Mr Abu Hashesh, like many others in his situation, made the decision to pay to leave Gaza. He paid $1,200 to exit through the Rafah border, eventually arriving in Germany three days later.
Dan Waites, spokesman for the International Red Cross in Israel and the occupied Palestinian territories, said the complex permit system means thousands are unable to travel outside Gaza. This has a knock-on effect on the blockaded territory’s economy.
“We would like to see the severe restrictions on movement for Gazans eased. The restrictions imposed on movement of people and goods, aggravated by internal Palestinian differences, keep it isolated from the rest of the world and suffocate its economy,” he says.
“The ongoing energy crisis in Gaza impacts the most essential services, like access to clean water and wastewater treatment as well as the health care sector in its entirety. Giving hope to Gazan families involves easing the restrictions.”
Mohammed Jamal, a 32-year-old freelance journalist in Gaza, has not been so lucky. The father of four said he has followed all the rules in order to leave and find work in Turkey but has been unable to secure a visa for two years.
Mr Jamal followd the process advised by the Gazan Interior Ministry, and was eventually told he would be allowed to leave via the Rafah border. On the say of departure he was allowed to exit the buy Hamas officials, but sent back by Egyptian border forces.
“I waited there until 2am but they asked me to go back to Gaza because I am not allowed to leave due to security issues,” he says.
“I returned to Gaza and I was full of frustration. I was so close to achieving my dream, but I didn’t lose hope”
Mr Jamal tried to pay money to ensure he would be allowed to cross, but even this was unsuccessful.
“It is ok to live in a place you choose, but when you are locked inside it against your will, you feel paralysis and despair,” he says.
But he remains defiant, vowing to make it out of the enclave for a better life.

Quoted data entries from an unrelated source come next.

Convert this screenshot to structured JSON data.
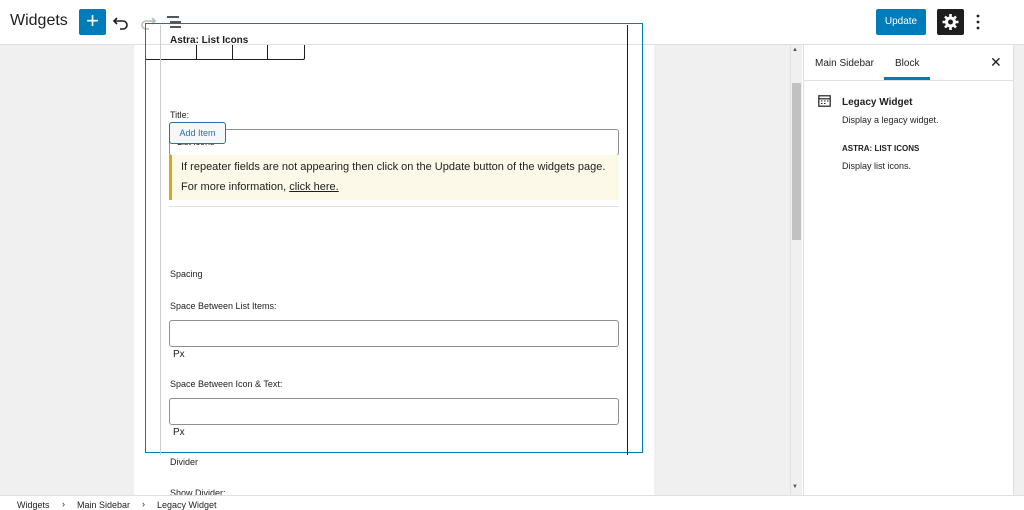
{
  "header": {
    "title": "Widgets",
    "add_label": "+",
    "update_label": "Update"
  },
  "block": {
    "widget_title": "Astra: List Icons",
    "title_label": "Title:",
    "title_value": "List icons",
    "add_item_label": "Add Item",
    "notice_text": "If repeater fields are not appearing then click on the Update button of the widgets page. For more information, ",
    "notice_link": "click here.",
    "spacing_heading": "Spacing",
    "space_items_label": "Space Between List Items:",
    "space_items_unit": "Px",
    "space_icon_label": "Space Between Icon & Text:",
    "space_icon_unit": "Px",
    "divider_heading": "Divider",
    "show_divider_label": "Show Divider:"
  },
  "sidebar": {
    "tabs": [
      {
        "label": "Main Sidebar"
      },
      {
        "label": "Block"
      }
    ],
    "close_label": "✕",
    "block_name": "Legacy Widget",
    "block_desc": "Display a legacy widget.",
    "widget_type": "ASTRA: LIST ICONS",
    "widget_desc": "Display list icons."
  },
  "breadcrumb": [
    "Widgets",
    "Main Sidebar",
    "Legacy Widget"
  ],
  "colors": {
    "accent": "#007cba",
    "notice_border": "#dba617",
    "notice_bg": "#fcf9e8"
  }
}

“I will not lose hope, I will keep trying to leave,” he insists. “I was only planning to go to Turkey for a short visit, but now if I am able to leave, I will not come back to Gaza ever.”